Salt gets a bad rap.
We blame it for an array of diseases and aliments, from high blood pressure to autoimmune disease.
Whilst I fully agree excessive salt is no good I want to show a positive side to salt and how in careful amounts it can be added to home-cooked weaning foods.
As parents it is something you are advised by your health care professional along with numerous weaning books, not to add salt to your baby’s food until reaching at least 12 months old. Even then you are advised to add very sparingly.
I spoke to my usual go-to person, Auntie Mary, on this subject. Her childrearing time was pre-baby food ranges and before many of today’s do’s and don’ts were introduced. She told me how she used Oxo cubes to add flavour. This prompted me to look into this in greater detail.
Salt is an essential mineral, meaning it is necessary to sustain optimal health.
It supports enzyme function, hormone production, transport of energy and protein, to mention just a few. During pregnancy it becomes even more important as it now has to support the growth of both baby and mother.
In pregnancy, salt is responsible for :
⦁ supporting the development of brain cells, respiratory, nervous and cardio system.
⦁ metabolic function.
⦁ birth weight.
The baby gets their salt from the mother’s diet, just as they do with all the other vitamins, and minerals.
This continues during the nursing/breast feeding period and will support the quality of milk produced. For formula-fed babies, products will contain the correct levels.
Salt has such a vital role in a baby’s development that in premature babies it is given as a supplement.
If salt is so crucial why do we advise adding NO salt to weaning foods?
If I reflect on the way I salt my own food I probably can from time to time be a bit heavy handed, but does the recommendation of NO salt fix the possibility of excessive salt added by a heavy handed, busy and stressed-out Mum?
Are we so afraid of salt in adulthood that we are afraid to include a healthy amount to our childrens’ food.
Not everyone has time to spend making home-cooked meals. So in an age of convenience and processed food, salt levels could already be too high.
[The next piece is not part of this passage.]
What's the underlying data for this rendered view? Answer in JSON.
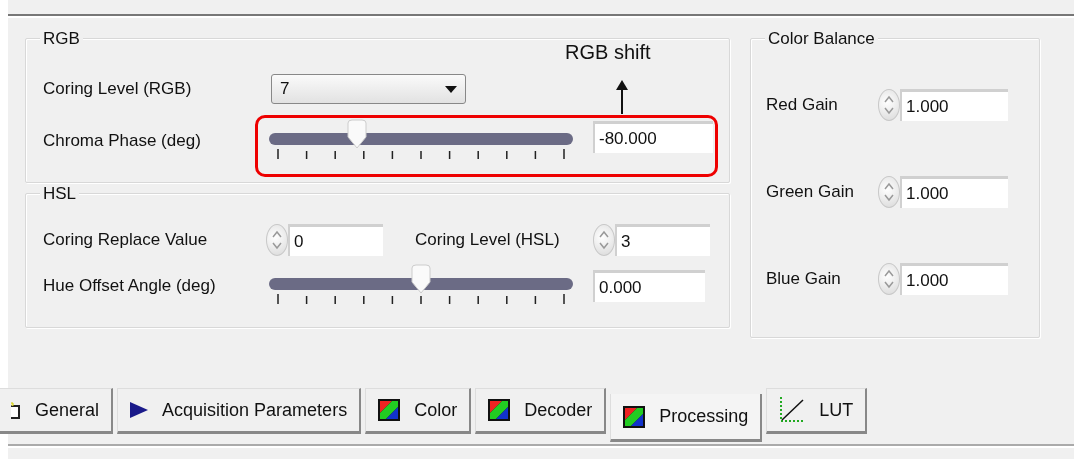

Until looking further into this subject I, like you, followed guidelines and kept salt out of my son’s food. Now he is 18 months I am adding a little. I don’t measure out how much I use but instead rely on my instincts and taste. I try to make the food slightly salty without being overly salted.
If I had to do it again would I change this?
Yes, now I have a greater understanding of the role salt has to play I would start adding salt from the weaning stage. I home cooked 100% of his meals which gave me absolute control over what he ate. In my view this is the only way you can be assured they get exactly what they need. Including a healthy salt in take. If I could not cook all of his meals from scratch I would definately be reading all the labels very closely.
If you are still not convinced of salts important role, between 1984-1991 a law suit awarded $27 million to two familes. They blamed the chloride-deficient formula for their children not reaching their full intellectual potential and poor health. Whilst this is on the more extreme side of the salt debate but relevant nonetheless.
Has this changed the way you feel toward the weaning period? Tell me your thoughts.
Sally Dixey is a Crossfit London Coach in East London.
For Pregnancy and Post natal fitness and recovery consultations contact Sally on email@example.com